Rubbish recyclers are top of the heap despite stockpiling scandals
Health & Biotech
Health & Biotech
Link copied to
It’s been one crisis after another for the East Coast recycling industry — but not for the country’s two listed waste management companies.
Bingo Industries presented an after-tax profit of $32 million. Its much larger rival, Cleanaway, snagged $72.5 million — up 62 per cent.
Bingo Industries (with the delightful ASX code of BIN) is a newcomer to the listed waste management sector, joining the bourse in May. But it appears to well understand the theory of under-promise, over-deliver.
Bingo predicted in its prospectus aggressive net profit growth of $31.1 million this financial year, rising to $40.7 million next year.
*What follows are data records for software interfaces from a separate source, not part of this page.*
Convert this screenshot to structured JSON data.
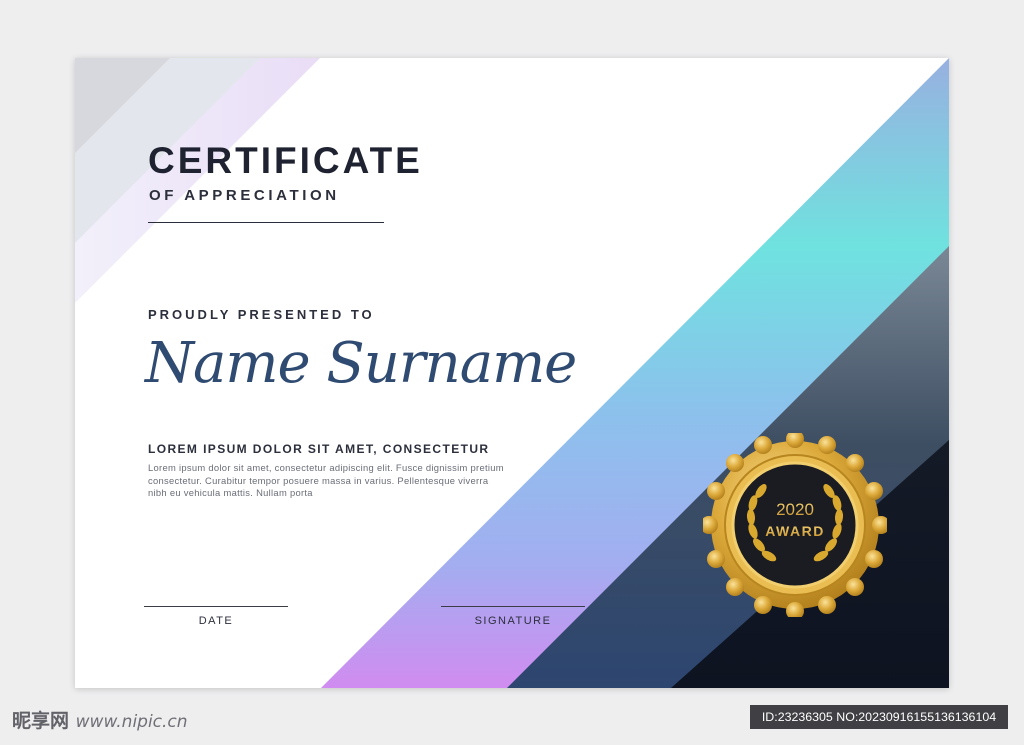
{
  "certificate": {
    "title": "CERTIFICATE",
    "subtitle": "OF APPRECIATION",
    "presented_label": "PROUDLY PRESENTED TO",
    "recipient_name": "Name Surname",
    "lorem_heading": "LOREM IPSUM DOLOR SIT AMET, CONSECTETUR",
    "lorem_body": "Lorem ipsum dolor sit amet, consectetur adipiscing elit. Fusce dignissim pretium consectetur. Curabitur tempor posuere massa in varius. Pellentesque viverra nibh eu vehicula mattis. Nullam porta",
    "date_label": "DATE",
    "signature_label": "SIGNATURE"
  },
  "badge": {
    "year": "2020",
    "label": "AWARD"
  },
  "watermark": {
    "brand": "昵享网",
    "url": "www.nipic.cn",
    "id_text": "ID:23236305 NO:20230916155136136104"
  },
  "colors": {
    "name_text": "#2f4b72",
    "gold": "#d9a82e",
    "badge_dark": "#1c1d22",
    "accent_cyan": "#6fe3df",
    "accent_violet": "#c88cf0"
  }
}
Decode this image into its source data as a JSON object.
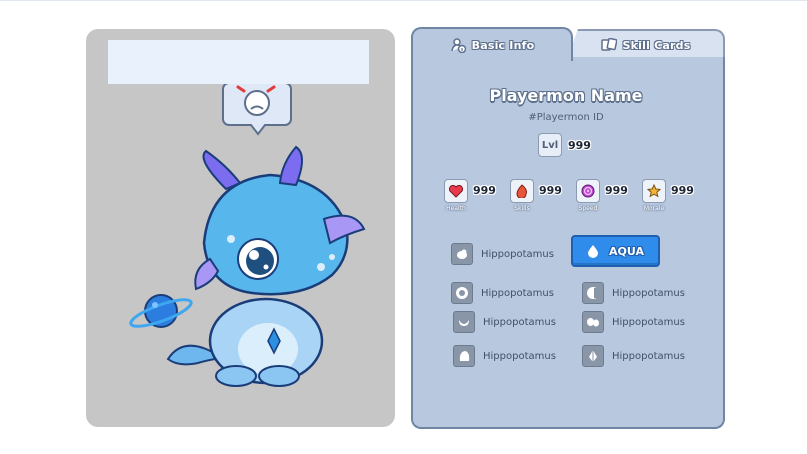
{
  "colors": {
    "panel": "#b8c8de",
    "panel_border": "#7185a4",
    "type_button": "#2f8cea",
    "card_bg": "#c6c6c6",
    "name_box": "#e9f2fc"
  },
  "tabs": [
    {
      "label": "Basic Info",
      "icon": "person-info-icon",
      "active": true
    },
    {
      "label": "Skill Cards",
      "icon": "cards-icon",
      "active": false
    }
  ],
  "playermon": {
    "name": "Playermon Name",
    "id": "#Playermon ID",
    "level_label": "Lvl",
    "level_value": "999"
  },
  "stats": [
    {
      "label": "Health",
      "value": "999",
      "icon": "heart-icon"
    },
    {
      "label": "Skills",
      "value": "999",
      "icon": "flame-icon"
    },
    {
      "label": "Speed",
      "value": "999",
      "icon": "spiral-icon"
    },
    {
      "label": "Morale",
      "value": "999",
      "icon": "star-icon"
    }
  ],
  "type": {
    "label": "AQUA",
    "icon": "water-drop-icon"
  },
  "attributes": [
    {
      "label": "Hippopotamus",
      "icon": "body-part-icon"
    },
    {
      "label": "Hippopotamus",
      "icon": "eye-part-icon"
    },
    {
      "label": "Hippopotamus",
      "icon": "head-part-icon"
    },
    {
      "label": "Hippopotamus",
      "icon": "mouth-part-icon"
    },
    {
      "label": "Hippopotamus",
      "icon": "ears-part-icon"
    },
    {
      "label": "Hippopotamus",
      "icon": "back-part-icon"
    },
    {
      "label": "Hippopotamus",
      "icon": "horn-part-icon"
    }
  ]
}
Revenue was forecast at $203.4 million, climbing to $259 million in 2017-18. In fact, this year it was $209.7 million.
Bingo’s chief development officer Chris Jeffrey told Stockhead he was very pleased to have exceeded the guided figures released when the company listed.
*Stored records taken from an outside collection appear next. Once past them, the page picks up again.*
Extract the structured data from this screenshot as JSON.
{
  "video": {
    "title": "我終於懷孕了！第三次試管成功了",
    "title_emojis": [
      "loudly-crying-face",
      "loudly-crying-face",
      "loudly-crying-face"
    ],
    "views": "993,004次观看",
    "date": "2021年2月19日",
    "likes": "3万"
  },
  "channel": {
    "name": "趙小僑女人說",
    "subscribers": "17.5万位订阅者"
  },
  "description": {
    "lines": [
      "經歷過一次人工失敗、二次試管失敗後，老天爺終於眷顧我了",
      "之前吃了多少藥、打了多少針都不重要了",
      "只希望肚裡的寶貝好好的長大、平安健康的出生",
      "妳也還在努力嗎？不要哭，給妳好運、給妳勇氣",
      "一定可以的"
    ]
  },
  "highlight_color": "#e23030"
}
The sector has faced some terrible PR since December, when a Four Corners report revealed recyclers were stockpiling glass after the bottom fell out of the reseller market.
Stockpiling at an SKM recycling plant in Coolaroo, Victoria, caused a major fire in July that took 11 days to bring under control. Another Four Corners report revealed that NSW waste companies were dumping their trash in Queensland, to avoid their home state’s landfill levy. And a report by government agency Sustainability Victoria pointed to the creation of mega-landfills to manage the State’s future waste generation.
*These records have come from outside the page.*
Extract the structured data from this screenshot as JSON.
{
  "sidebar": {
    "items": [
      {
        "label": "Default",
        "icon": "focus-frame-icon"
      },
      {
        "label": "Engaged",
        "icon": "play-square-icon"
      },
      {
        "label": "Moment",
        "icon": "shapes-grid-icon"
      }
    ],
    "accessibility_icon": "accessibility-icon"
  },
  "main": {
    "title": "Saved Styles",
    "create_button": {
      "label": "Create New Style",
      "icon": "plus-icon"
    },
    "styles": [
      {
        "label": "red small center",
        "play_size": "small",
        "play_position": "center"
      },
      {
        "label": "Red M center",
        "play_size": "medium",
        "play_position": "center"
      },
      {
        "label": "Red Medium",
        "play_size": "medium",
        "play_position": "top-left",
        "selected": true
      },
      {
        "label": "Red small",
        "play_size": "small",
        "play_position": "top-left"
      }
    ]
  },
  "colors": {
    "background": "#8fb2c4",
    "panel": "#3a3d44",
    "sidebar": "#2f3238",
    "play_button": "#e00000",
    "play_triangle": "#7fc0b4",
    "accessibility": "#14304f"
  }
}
This has affected neither Bingo nor Cleanaway’s share price. Bingo closed up 5 per cent at $2.05 yesterday and Cleanaway was at the upper end of its 52-week trading range.
Indeed, Bingo’s 31-year-old chief executive Daniel Tartak has clearly seen an opportunity in Victoria, buying three metropolitan recycling businesses in the State for $38 million.
Mr Tartak, who was responsible for listing the Tartak family business, says he intends to follow the same vertically integrated collection and recycling model that works in NSW.
Bingo’s Mr Jeffry said legislation such as minimum recycling standards, green zones, and recycling rates agreements for large infrastructure made Victoria the second most attractive state for Bingo.
“Victoria is like NSW was a few years ago,” he said: fragmented and ready for change.
The company is currently lobbying for Queensland political parties to take a landfill levy to the next election, and would like to see national standards set for waste management.